But the governor doesn't believe those numbers will hold up. Neither does Wilson. "Jon Huntsman has an almost coronation atmosphere about him now," Wilson said. "That's understandable. But the governor is still the man to beat. No one is perfect, and the people know our (Wilson's and Bangerter's) warts; we've been in public life for so long. They don't know Jon's. Everyone has warts, and when the public sees Jon's, the Bangerter-Huntsman race will tighten up."
Huntsman said he was pleased and surprised by the poll results. "I'm pleased and grateful that the people of Utah, just one day after my entry into the race, would show such support." He said he was surprised by his showing considering that in some parts of the state the news of his entry was just reaching citizens Thursday evening when Jones polled.
Huntsman's lead over Bangerter closes somewhat when just Republicans or "very conservative" voters are considered. Huntsman leads 48-40 among Republicans, 46-41 among those who said they are very conservative.
But Utah has an open primary system. Voters cast secret ballots for either Republicans or Democrats in the primary election, and since, at this time, it looks as if there will be no overpowering Democratic primary contests, it is likely many Utahns will vote in the Republican governor's race.
Cook said he is encouraged by the poll, considering he is up against "such political heavyweights." He said if he runs, he will do so as an independent, "and I think future polls will show that the independents are with me."
"I didn't ask for this (intraparty) fight (with Huntsman)," Bangerter said Saturday. "But I'm going to win the nomination, and that victory will give me the momentum to beat Ted Wilson. So let's get on with it."
Huntsman said as his campaign gets going he'll have specific stands on numerous issues, but one goal he'll have if elected governor will be reinstating the federal income tax deduction on state income tax returns.

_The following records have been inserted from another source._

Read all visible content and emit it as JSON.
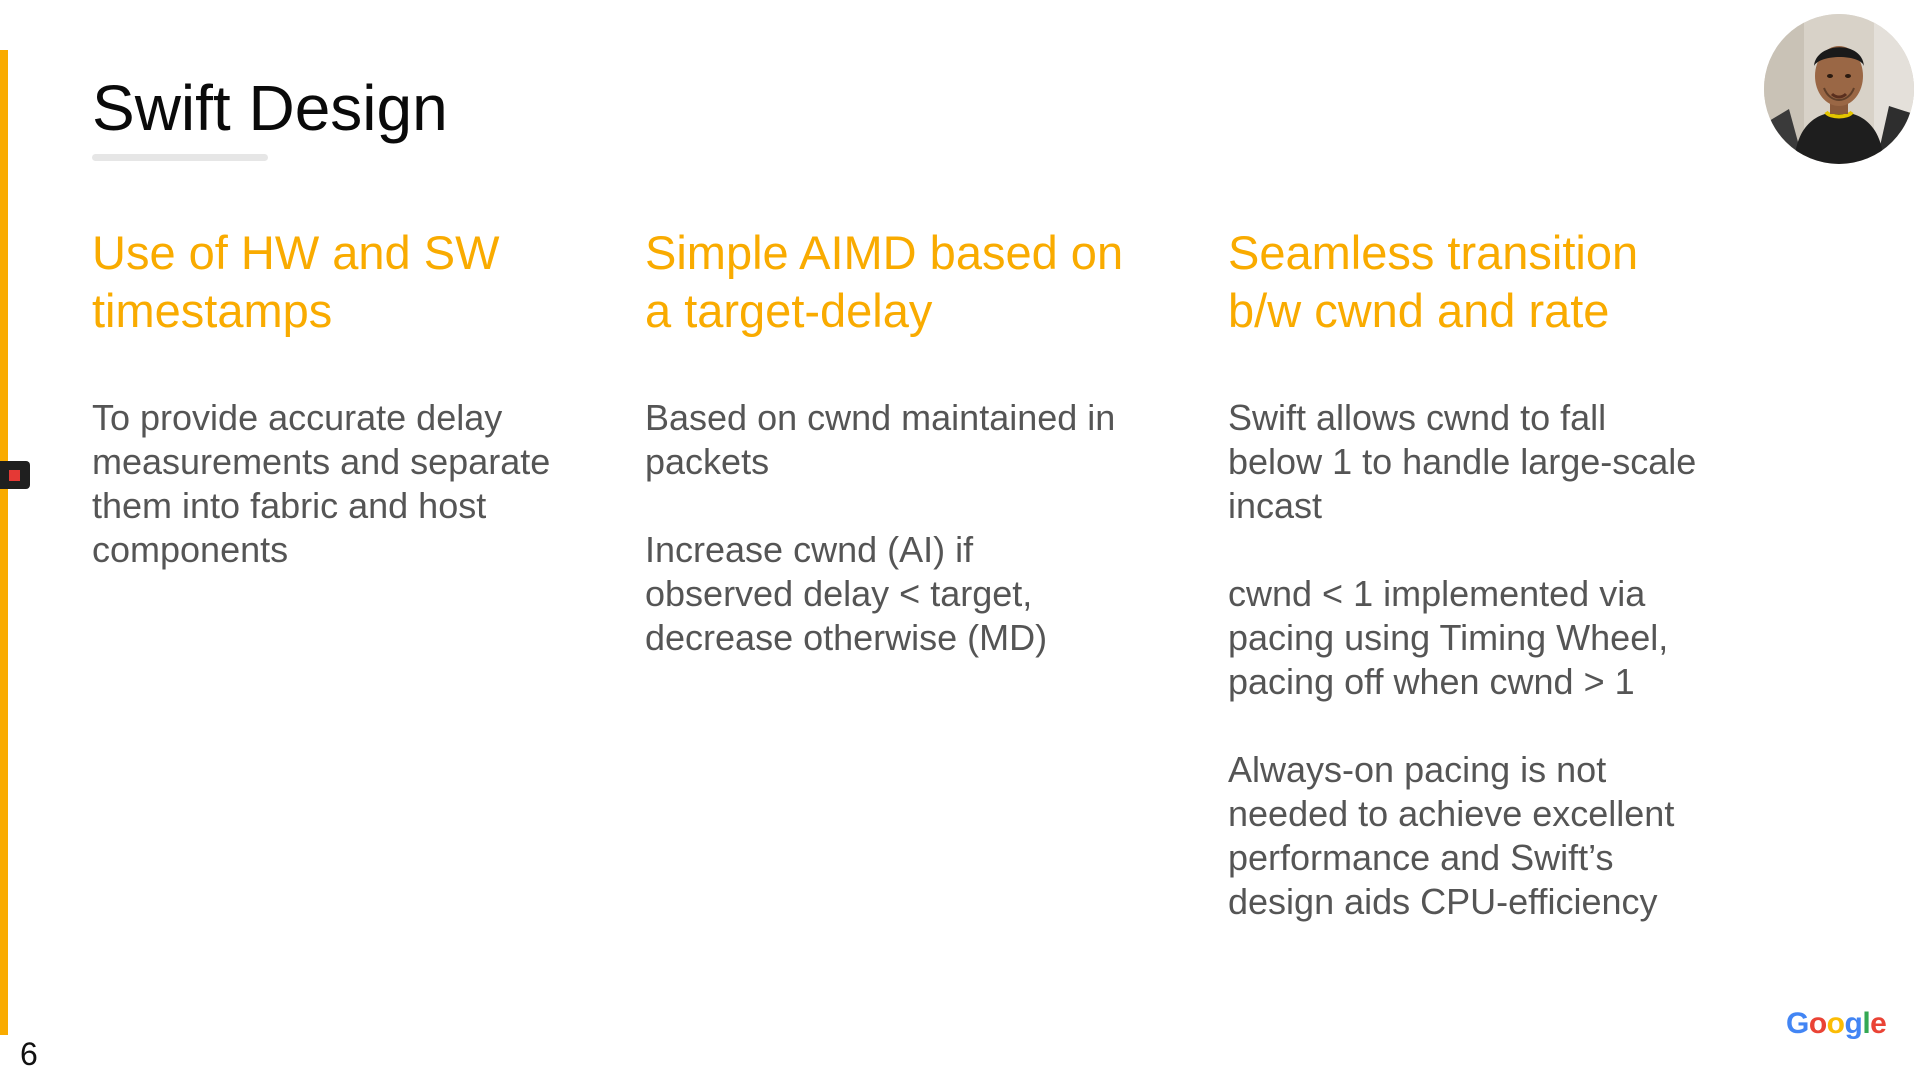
{
  "slide": {
    "title": "Swift Design",
    "page_number": "6",
    "logo_text": "Google",
    "colors": {
      "accent": "#f9ab00",
      "heading": "#f9ab00",
      "body_text": "#555555",
      "title_text": "#0a0a0a"
    }
  },
  "columns": [
    {
      "heading": "Use of HW and SW\ntimestamps",
      "paragraphs": [
        "To provide accurate delay\nmeasurements and separate\nthem into fabric and host\ncomponents"
      ]
    },
    {
      "heading": "Simple AIMD based on\na target-delay",
      "paragraphs": [
        "Based on cwnd maintained in\npackets",
        "Increase cwnd (AI)  if\nobserved delay < target,\ndecrease otherwise (MD)"
      ]
    },
    {
      "heading": "Seamless transition\nb/w cwnd and rate",
      "paragraphs": [
        "Swift allows cwnd to fall\nbelow 1 to handle large-scale\nincast",
        "cwnd < 1 implemented via\npacing using Timing Wheel,\npacing off when cwnd > 1",
        "Always-on pacing is not\nneeded to achieve excellent\nperformance and Swift’s\ndesign aids CPU-efficiency"
      ]
    }
  ],
  "overlay": {
    "webcam_icon": "presenter-webcam",
    "record_icon": "recording-indicator-icon"
  }
}
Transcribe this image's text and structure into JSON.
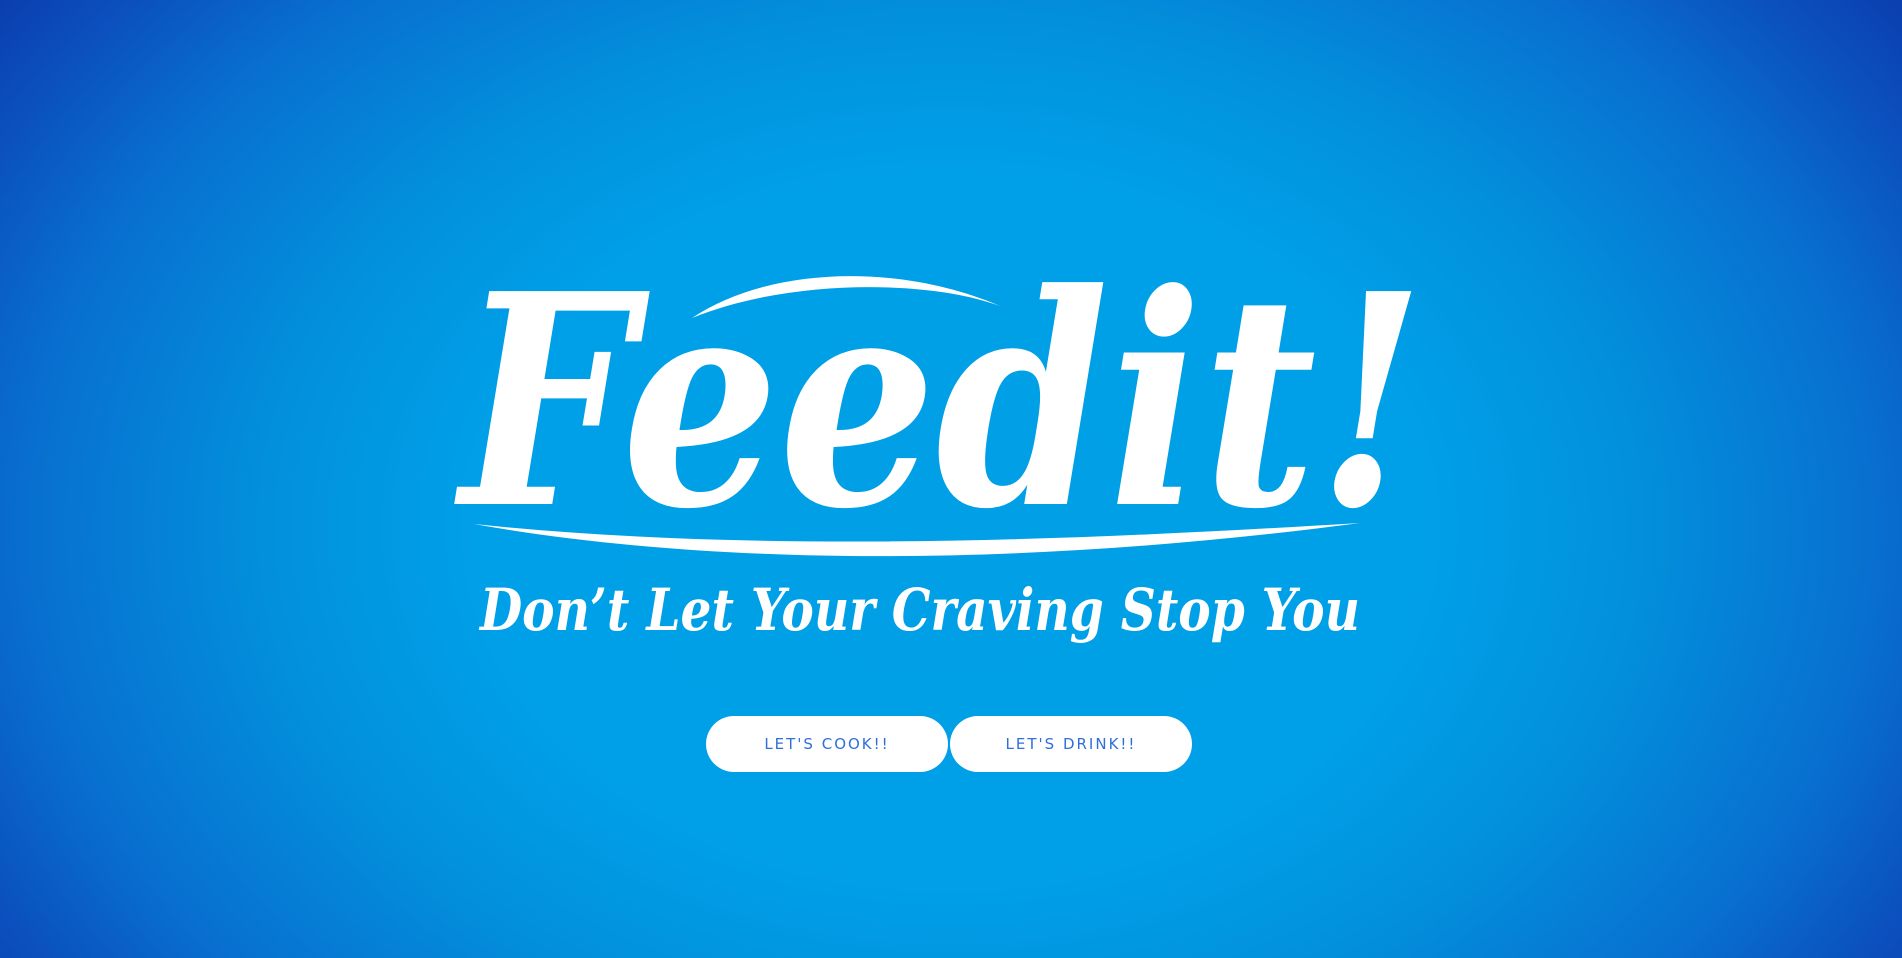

That deduction was removed by Bangerter and the Legislature last year. "One reason I think my lead (over Bangerter) will increase is that Utahns will realize what that federal deduction meant to them when they file their taxes April 15," Huntsman said. "A lot of people will be paying more state tax this year."
Former congressman Dan Marriott said late last week that he was considering getting into the Republican race. But Saturday Marriott said he wouldn't be a candidate and is supporting Huntsman. Marriott and other Republicans met at Huntsman's home Saturday to organize the campaign and discuss strategies.
Dave Buhler, Bangerter's campaign manager, said he and the governor weren't concerned about Marriott's endorsement of Huntsman. "Jon supported Dan when Dan ran (for governor) in 1984. No big deal." Marriott said his endorsement and "my people" coming over to the Huntsman camp should ensure a Huntsman primary victory.
The governor has been languishing in public opinion polls ever since he suggested a $200 million tax increase in December 1986. The governor has improved in the polls recently, but Huntsman and his supporters say the governor hasn't done the necessary things needed to unify Republican support. Huntsman got in the race because he feared Bangerter would lose to Wilson, those close to him say.
Jones also asked the 604 Utahns their impressions of Wilson, Bangerter, Huntsman and Cook. Wilson had the best impression; 72 percent have a very or somewhat favorable impression of him. The governor had the most unfavorable impression, 46 percent had a very or somewhat favorable impression of the governor, but 49 percent had an unfavorable impression of him. Almost everyone had heard of Wilson and the governor.
For Huntsman, 39 percent had a favorable impression; 8 percent unfavorable; 29 percent had heard of him, but had no opinion; and 21 percent had never heard of Huntsman. For Cook, 20 percent had a favorable impression; 27 percent unfavorable; 32 percent had heard of him, but had no opinion; and 19 percent had never heard of Cook.